Whether or not the “adult world” wants to realize it, youth are the professionals in this generation. We have mastered the art of social media and we use it more than anyone else to spread our message and promote change that we support. If you want to successfully promote change then connect with a young person and give them the resources that they need to effectively use their voice in society. For a lot of adults that work in social change work this can be very scary because their job is on the line and they are trusting a young person. However, if adults would show young people that they trust them to do their work then they will do it with passion and the adult will find that giving a young person their voice in society is more rewarding than any amount of money. The truth is that young people listen to their peers in society more than they listen to adults. So why not recruit youth to lead change in society?

If you work in any form of activism then I would prompt you to include youth in all of your efforts and teach them how to do use their voice to promote change and lead the change. Also, please take some time to watch the summit (it is an entire days event so watching all of it at once is rather unreasonable but each panel is 30 minutes – 1 hour long and I have mentioned them below, in order, with a brief summary of the discussion topics) and pass it along to your colleagues.

There were six other panels at the event and they were all very informative about the current state of tobacco control.
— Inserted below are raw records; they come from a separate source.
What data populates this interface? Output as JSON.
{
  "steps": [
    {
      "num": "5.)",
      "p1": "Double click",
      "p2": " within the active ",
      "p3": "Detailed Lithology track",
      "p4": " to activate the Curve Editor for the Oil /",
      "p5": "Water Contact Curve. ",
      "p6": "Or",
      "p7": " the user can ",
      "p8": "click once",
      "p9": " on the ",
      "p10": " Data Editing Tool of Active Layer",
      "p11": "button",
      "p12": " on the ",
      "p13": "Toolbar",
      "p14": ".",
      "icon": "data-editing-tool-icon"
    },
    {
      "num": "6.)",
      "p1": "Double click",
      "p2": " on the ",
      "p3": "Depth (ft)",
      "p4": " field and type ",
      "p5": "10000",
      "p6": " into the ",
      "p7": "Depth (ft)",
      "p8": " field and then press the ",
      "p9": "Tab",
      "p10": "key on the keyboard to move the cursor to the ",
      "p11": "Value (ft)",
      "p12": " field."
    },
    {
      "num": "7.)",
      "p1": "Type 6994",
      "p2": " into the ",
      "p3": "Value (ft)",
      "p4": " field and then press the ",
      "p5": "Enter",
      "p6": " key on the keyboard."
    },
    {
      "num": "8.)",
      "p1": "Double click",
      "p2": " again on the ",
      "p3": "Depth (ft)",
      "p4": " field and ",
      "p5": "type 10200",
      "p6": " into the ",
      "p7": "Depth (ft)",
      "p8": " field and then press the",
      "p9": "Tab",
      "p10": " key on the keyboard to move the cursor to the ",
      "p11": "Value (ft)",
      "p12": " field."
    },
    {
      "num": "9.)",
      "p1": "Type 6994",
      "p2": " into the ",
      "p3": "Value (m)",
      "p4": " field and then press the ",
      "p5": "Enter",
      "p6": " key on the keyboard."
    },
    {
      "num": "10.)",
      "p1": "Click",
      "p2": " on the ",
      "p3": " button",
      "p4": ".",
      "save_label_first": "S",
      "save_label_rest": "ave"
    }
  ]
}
The entire summit is still online and can be viewed at: http://tobaccosummit.com/live.html

First panel: Conversations with U.S. Surgeons General – Reviewing the impact of the 1964 Surgeon General’s Report on Smoking and Health, reflecting on efforts of Surgeons Generals since the groundbreaking report and discussing where do we go from here to have a tobacco-free generations.
Second panel: Next Tobacco-Free Generation – Young anti-tobacco leaders have a conversation about what they are doing to reach a tobacco-free generation with examples of campaigns that work and new public service announcements directed to young people.
Third panel: Sons of Our Father – The sons of Dr. Luther Terry an Dr. Alton Ochsner, two pioneers against smoking and the hazards of tobacco use, reflect on the life and legacy of their fathers.
Fourth panel: Litigation, Legislation or Regulation – What impact on public health has litigation, legislation and regulations had and will have.
Fifth panel: Media and the Tobacco-Free Generation – A discussion on media’s role and its influence on young people in the past, present and future.
Sixth panel: Marketing and New Products – Defy students from Lake Charles, Louisiana, will perform a skit centered around how tobacco is marketed to youth and what they plan to do about it.
Seventh panel: What’s Working – An overview of efforts that have succeeded in increasing awareness about tobacco’s harm to individual health and why prevention works.

Not Another 50

Not Another 50

So for my first post I have decided to do it over the most recent achievement in the world of tobacco prevention and the last event that I have worked on.

Last summer I went to Washington D.C. to work with The Campaign for Tobacco Free Kids and Legacy for Health Foundation on an activism event in front of the white house that highlighted the last 50 years since the first Surgeon Generals Report on tobacco use. We talked to people about how the first report linked smoking to cancer and how tobacco prevention has evolved over the last 50 years.

On the website you can see when an event, related to tobacco prevention, happened on a timeline and understand more about what the industry has done to evolve as well from all of the changes over the years. The website also has a link to how someone can get involved if they want to share this campaign.